Yet that adult behavior has been completely missing from the charade discussions on the debt ceiling. Instead Republican leaders, with an ear to the demands of their newest members, walked out of the room when curtailing costly tax loopholes for special interests were proposed. These tax subsidies for the enormously profitable oil industry, or tax breaks for food-price-raising corn ethanol, are unsustainable tax deals that divert trillions of dollars from the U.S. Treasury. Yet Speaker Boehner's number two, Eric Cantor, played a child's game -- he took his ball and went home when he didn't get his way.
House Republicans refuse to have an adult discussion on tax rates as well, although the Bush tax cuts (along with the Iraq and Afghanistan wars, and the economic collapse that Wall Street's excessive risks created) drive the need to raise the debt ceiling and the yearly deficits. Asking the millionaires and billionaires who reaped incredible benefits from the economy over the past 10 years to pay the tax rate they paid under President Reagan is a reasonable thing to do. We could also carefully streamline our tax code to ensure hedge fund managers do not continue to pay a lower rate than their secretaries or the custodians who cleans their posh offices. These are reasonable solutions to our long term debt problems that involve common sense, fairness and shared sacrifice.
Instead, the Mad Hatter Tea Party Congress wants to take Medicare benefits away from those under age 55. This is breathtaking in so many ways. The Republicans who voted unanimously to gut Medicare, are the same ones who last cycle yelled loudly that Democratic efforts to save money (and strengthen Medicare for everyone) by reducing overpayments to private entities like Medicare Advantage would hurt seniors. Worried seniors abandoned the Democrats and voted the Republicans into the majority.

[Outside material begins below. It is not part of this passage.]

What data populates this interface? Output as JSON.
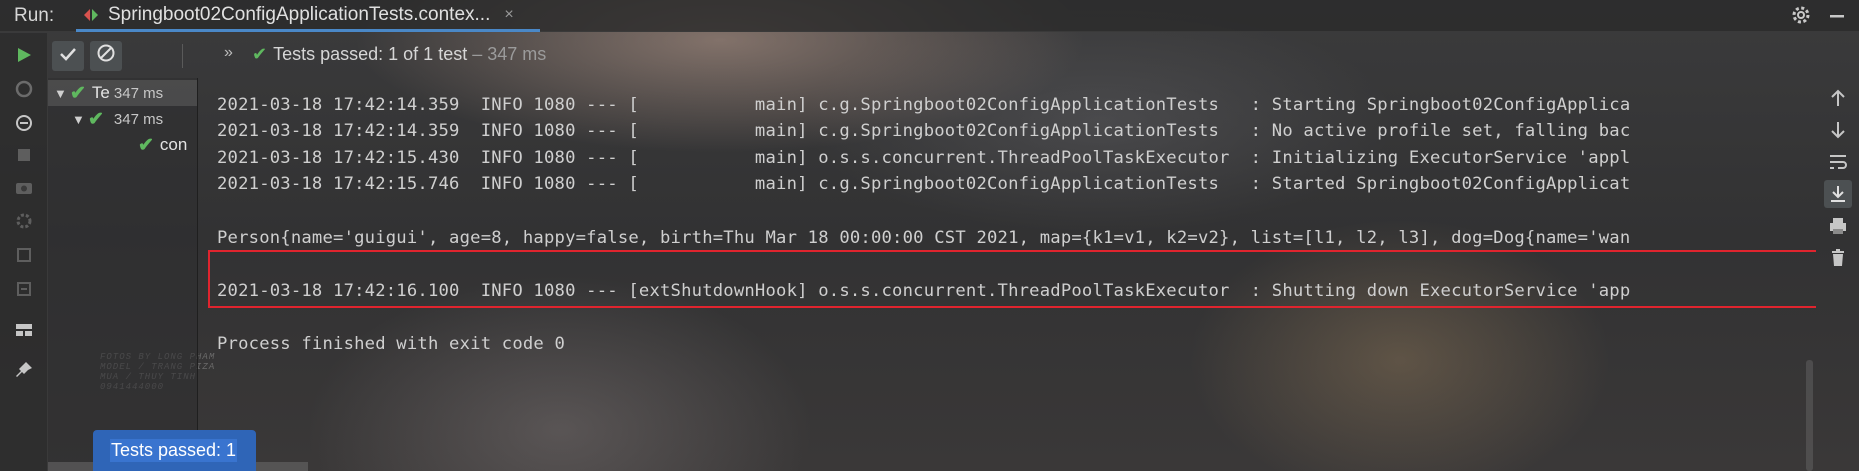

After cynically using fear tactics around Medicare and the debt ceiling to win the election, the Republicans are now playing a game of "chicken" with the President, using their majority to hold the economy hostage unless Democrats agree to turn Medicare into an inadequate voucher program. Any delay in the debt ceiling would result in a double dip recession that this country can ill afford. Republicans in Congress are willing to risk jobs and our country's reputation, to serve their harsh agenda.
I am proud to have served in Congress during a time of incredible challenges. The recovery and reinvestment act, health care reform and Wall Street reform were signature accomplishments that will be proven critical to our nation's recovery in the short term. But I am most proud that when confronted with a depression, Democrats displayed adult leadership even while facing threats from the well-funded Tea Party activists.
Now, it's time to stop the games. It's time to take the tea off the table. It's time for the adults to come back into the room. It's time to stop serving the special interests and start serving the rest of the people of this county.
Mary Jo Kilroy lives in Columbus, Ohio. She served in the 111th Congress, representing Ohio's 15th Congressional District.